In the entries, find all lines that hold the word "true" and copy them.

'''

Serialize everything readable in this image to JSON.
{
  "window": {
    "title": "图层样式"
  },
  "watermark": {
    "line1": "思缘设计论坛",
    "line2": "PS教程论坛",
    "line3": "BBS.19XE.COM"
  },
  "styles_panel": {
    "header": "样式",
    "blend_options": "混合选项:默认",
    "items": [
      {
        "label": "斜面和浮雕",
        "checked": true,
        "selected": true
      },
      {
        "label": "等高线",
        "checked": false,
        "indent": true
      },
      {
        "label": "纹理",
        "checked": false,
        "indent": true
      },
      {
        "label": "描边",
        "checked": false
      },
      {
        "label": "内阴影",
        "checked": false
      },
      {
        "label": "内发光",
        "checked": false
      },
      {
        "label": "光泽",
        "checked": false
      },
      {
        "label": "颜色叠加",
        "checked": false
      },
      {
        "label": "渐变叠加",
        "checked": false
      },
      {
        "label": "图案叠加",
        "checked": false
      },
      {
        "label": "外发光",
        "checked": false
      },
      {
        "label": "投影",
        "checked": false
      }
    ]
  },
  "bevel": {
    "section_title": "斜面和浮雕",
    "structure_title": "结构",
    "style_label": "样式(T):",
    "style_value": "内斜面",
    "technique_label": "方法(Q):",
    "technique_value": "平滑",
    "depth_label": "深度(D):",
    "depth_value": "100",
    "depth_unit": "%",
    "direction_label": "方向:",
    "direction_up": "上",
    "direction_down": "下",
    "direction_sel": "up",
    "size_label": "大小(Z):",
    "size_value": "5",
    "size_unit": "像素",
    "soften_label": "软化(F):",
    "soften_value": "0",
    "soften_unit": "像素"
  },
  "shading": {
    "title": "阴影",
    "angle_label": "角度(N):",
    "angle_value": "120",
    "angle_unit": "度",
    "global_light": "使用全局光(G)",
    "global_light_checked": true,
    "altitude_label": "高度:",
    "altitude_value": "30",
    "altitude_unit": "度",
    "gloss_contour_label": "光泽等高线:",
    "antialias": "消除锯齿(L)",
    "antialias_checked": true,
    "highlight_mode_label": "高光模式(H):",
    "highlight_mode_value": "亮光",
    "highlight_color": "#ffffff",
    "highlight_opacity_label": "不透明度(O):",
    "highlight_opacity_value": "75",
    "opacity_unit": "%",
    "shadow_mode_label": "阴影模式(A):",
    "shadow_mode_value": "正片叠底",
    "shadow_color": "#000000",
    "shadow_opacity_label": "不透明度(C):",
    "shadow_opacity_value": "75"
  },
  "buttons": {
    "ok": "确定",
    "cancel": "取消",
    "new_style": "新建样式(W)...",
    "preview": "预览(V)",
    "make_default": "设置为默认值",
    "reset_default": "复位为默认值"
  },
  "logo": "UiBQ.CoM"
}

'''
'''

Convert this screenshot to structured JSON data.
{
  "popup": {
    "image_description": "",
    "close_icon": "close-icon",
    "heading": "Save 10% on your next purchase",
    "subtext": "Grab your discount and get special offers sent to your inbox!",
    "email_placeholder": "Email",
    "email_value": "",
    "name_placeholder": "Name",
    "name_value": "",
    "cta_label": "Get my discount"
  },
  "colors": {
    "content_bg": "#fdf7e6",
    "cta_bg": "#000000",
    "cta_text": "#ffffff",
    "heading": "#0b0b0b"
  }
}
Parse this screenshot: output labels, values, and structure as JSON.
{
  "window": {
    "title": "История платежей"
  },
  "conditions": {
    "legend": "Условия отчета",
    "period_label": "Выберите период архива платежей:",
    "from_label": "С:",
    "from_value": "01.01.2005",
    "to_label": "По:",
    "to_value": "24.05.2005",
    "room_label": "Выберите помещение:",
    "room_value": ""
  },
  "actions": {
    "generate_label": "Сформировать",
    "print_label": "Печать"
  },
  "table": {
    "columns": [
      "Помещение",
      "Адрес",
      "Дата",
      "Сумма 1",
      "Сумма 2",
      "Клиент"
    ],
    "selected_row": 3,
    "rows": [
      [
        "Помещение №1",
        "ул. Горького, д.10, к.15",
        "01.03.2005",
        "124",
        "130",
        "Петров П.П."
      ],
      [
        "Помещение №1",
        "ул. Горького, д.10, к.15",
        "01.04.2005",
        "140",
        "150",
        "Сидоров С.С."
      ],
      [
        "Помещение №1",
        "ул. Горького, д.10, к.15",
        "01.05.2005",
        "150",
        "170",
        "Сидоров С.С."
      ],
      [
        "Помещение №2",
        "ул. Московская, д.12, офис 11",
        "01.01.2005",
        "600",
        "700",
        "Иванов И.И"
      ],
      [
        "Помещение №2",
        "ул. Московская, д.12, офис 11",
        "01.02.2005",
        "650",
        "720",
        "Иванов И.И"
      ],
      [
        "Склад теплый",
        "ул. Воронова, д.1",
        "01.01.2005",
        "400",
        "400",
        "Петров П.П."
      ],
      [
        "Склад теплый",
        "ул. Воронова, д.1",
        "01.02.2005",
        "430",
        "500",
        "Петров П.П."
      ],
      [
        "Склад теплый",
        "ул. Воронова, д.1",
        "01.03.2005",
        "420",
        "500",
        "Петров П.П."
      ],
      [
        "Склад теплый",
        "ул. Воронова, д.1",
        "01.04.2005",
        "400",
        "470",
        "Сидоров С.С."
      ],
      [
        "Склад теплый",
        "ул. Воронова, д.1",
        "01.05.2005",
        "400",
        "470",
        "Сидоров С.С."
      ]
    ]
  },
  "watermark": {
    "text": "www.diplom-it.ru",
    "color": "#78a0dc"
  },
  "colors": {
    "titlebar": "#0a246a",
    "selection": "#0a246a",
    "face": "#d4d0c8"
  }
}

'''
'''

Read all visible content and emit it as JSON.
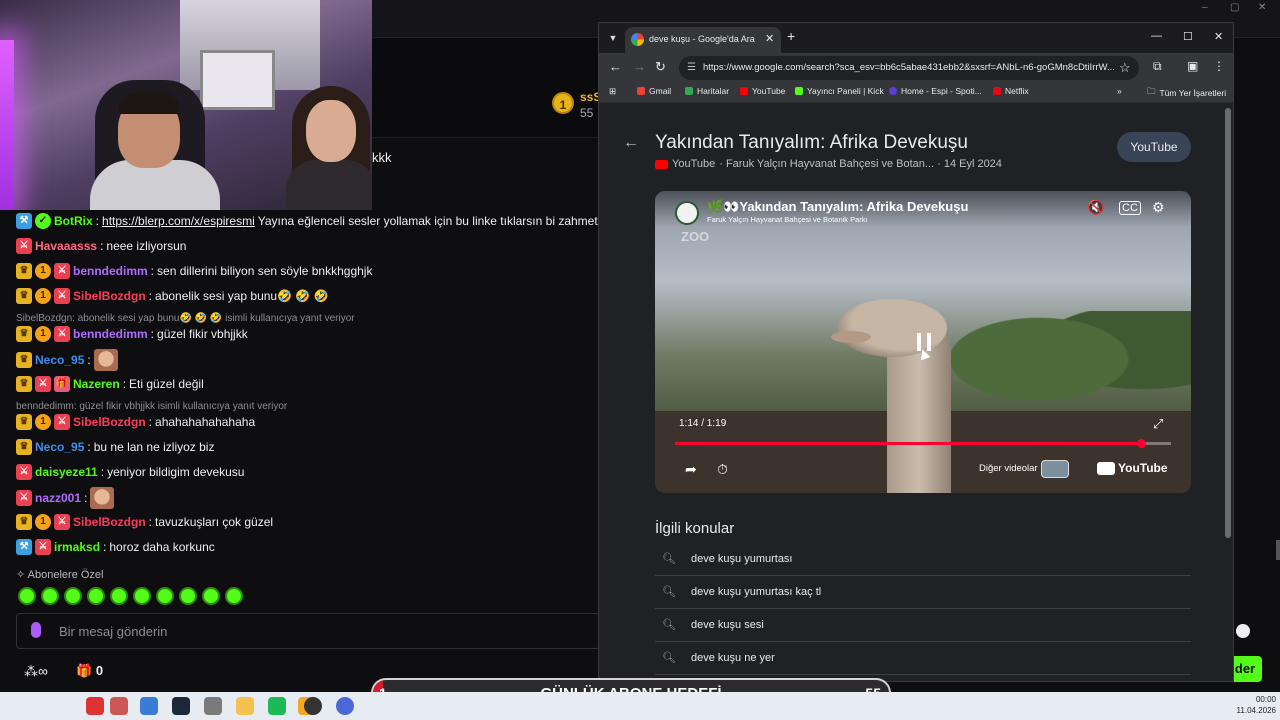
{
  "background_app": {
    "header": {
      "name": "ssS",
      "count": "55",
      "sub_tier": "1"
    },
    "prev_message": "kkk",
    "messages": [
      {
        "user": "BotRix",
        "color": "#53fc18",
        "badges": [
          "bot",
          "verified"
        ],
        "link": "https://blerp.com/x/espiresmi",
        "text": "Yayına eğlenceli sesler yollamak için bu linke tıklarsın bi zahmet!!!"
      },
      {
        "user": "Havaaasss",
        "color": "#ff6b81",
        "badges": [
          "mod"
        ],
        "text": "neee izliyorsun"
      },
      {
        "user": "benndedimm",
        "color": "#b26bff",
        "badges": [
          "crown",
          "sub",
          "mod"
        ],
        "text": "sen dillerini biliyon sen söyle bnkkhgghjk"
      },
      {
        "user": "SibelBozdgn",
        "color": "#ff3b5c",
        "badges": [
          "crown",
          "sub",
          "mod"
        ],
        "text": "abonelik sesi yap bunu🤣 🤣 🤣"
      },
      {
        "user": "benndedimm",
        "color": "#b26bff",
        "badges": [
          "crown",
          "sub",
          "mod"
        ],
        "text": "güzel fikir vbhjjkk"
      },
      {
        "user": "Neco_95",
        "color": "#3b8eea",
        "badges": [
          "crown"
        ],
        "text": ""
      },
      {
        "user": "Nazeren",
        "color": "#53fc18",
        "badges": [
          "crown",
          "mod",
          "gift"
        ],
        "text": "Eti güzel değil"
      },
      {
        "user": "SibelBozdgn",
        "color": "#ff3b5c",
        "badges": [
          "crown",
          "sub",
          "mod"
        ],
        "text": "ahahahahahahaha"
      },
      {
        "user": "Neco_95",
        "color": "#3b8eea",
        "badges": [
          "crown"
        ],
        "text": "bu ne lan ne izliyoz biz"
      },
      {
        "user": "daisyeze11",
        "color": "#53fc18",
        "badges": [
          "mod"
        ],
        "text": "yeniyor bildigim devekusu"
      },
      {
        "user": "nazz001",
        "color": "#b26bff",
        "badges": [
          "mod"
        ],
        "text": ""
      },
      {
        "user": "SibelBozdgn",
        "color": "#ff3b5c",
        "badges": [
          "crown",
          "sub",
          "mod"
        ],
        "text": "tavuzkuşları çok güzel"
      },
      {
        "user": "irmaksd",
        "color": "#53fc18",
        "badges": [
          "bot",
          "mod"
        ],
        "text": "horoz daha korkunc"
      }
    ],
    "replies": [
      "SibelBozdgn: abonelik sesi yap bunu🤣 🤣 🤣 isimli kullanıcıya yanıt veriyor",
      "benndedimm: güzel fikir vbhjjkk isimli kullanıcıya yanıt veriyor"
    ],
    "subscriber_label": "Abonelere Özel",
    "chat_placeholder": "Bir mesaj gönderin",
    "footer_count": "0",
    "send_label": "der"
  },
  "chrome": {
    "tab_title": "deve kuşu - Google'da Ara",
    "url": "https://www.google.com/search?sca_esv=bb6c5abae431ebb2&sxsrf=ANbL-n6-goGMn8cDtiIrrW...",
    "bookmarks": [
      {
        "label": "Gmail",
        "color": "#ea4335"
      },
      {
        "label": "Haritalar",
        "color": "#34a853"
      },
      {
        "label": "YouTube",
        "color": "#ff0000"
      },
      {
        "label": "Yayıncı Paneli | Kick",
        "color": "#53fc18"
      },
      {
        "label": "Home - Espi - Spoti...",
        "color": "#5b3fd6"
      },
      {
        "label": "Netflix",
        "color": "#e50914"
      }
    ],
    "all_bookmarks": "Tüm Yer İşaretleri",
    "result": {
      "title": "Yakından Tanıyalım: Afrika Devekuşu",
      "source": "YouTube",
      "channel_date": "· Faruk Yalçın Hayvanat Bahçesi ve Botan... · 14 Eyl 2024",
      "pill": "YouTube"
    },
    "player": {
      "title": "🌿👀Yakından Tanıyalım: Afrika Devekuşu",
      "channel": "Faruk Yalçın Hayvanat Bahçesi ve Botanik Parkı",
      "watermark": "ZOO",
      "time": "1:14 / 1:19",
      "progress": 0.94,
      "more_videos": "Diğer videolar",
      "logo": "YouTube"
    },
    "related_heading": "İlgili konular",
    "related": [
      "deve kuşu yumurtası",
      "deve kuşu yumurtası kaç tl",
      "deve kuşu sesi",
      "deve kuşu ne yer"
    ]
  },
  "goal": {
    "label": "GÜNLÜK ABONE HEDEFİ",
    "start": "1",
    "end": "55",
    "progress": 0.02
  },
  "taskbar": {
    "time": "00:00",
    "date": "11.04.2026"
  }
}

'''

**Answer to this task**
        "checked": true,
        "selected": true
        "indent": true
        "indent": true
    "global_light_checked": true,
    "antialias_checked": true,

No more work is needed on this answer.